View Article: PubMed Central - PubMed

Affiliation: British Columbia Centre for Excellence in HIV/AIDS, Vancouver, British Columbia, Canada ; Department of Medicine, University of British Columbia, Vancouver, British Columbia, Canada.

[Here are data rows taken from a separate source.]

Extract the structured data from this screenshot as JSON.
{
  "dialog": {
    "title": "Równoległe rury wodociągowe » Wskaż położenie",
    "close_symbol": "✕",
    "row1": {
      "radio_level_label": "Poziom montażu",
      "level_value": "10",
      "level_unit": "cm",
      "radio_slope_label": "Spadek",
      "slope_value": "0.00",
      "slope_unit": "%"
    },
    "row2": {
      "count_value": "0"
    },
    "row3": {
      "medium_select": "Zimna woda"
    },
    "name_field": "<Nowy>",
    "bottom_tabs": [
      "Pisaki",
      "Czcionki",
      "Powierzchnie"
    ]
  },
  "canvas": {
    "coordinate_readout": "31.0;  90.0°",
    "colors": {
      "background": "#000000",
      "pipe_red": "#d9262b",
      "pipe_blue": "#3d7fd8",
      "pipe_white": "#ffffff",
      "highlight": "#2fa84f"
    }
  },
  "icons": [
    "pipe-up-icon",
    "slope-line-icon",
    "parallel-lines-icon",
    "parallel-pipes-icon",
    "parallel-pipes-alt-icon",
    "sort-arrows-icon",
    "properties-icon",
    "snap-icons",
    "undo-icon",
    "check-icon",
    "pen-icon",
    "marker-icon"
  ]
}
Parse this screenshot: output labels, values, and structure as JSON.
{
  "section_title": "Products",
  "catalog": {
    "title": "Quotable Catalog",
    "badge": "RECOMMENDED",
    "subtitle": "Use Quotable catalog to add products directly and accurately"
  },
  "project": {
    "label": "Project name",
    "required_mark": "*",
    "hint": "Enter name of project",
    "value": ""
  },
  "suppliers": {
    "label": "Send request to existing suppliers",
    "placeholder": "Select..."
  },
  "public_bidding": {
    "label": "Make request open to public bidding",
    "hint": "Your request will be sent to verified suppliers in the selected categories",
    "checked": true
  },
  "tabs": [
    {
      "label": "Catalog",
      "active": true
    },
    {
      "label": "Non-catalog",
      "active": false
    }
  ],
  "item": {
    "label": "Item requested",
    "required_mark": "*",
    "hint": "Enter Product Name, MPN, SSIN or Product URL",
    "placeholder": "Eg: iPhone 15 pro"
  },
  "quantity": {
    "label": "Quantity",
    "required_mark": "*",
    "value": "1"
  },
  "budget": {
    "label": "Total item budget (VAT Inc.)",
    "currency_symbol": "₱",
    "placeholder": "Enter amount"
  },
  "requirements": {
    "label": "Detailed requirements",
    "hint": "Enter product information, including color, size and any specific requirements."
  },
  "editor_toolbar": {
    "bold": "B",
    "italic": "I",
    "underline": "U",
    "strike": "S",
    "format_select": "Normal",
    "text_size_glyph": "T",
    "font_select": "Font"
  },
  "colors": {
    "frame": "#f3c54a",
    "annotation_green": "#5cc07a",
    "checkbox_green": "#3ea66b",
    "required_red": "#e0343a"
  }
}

ABSTRACT
A phylogeny is a tree-based model of common ancestry that is an indispensable tool for studying biological variation. Phylogenies play a special role in the study of rapidly evolving populations such as viruses, where the proliferation of lineages is constantly being shaped by the mode of virus transmission, by adaptation to immune systems, and by patterns of human migration and contact. These processes may leave an imprint on the shapes of virus phylogenies that can be extracted for comparative study; however, tree shapes are intrinsically difficult to quantify. Here we present a comprehensive study of phylogenies reconstructed from 38 different RNA viruses from 12 taxonomic families that are associated with human pathologies. To accomplish this, we have developed a new procedure for studying phylogenetic tree shapes based on the 'kernel trick', a technique that maps complex objects into a statistically convenient space. We show that our kernel method outperforms nine different tree balance statistics at correctly classifying phylogenies that were simulated under different evolutionary scenarios. Using the kernel method, we observe patterns in the distribution of RNA virus phylogenies in this space that reflect modes of transmission and pathogenesis. For example, viruses that can establish persistent chronic infections (such as HIV and hepatitis C virus) form a distinct cluster. Although the visibly 'star-like' shape characteristic of trees from these viruses has been well-documented, we show that established methods for quantifying tree shape fail to distinguish these trees from those of other viruses. The kernel approach presented here potentially represents an important new tool for characterizing the evolution and epidemiology of RNA viruses.

Show MeSH
Related in: MedlinePlus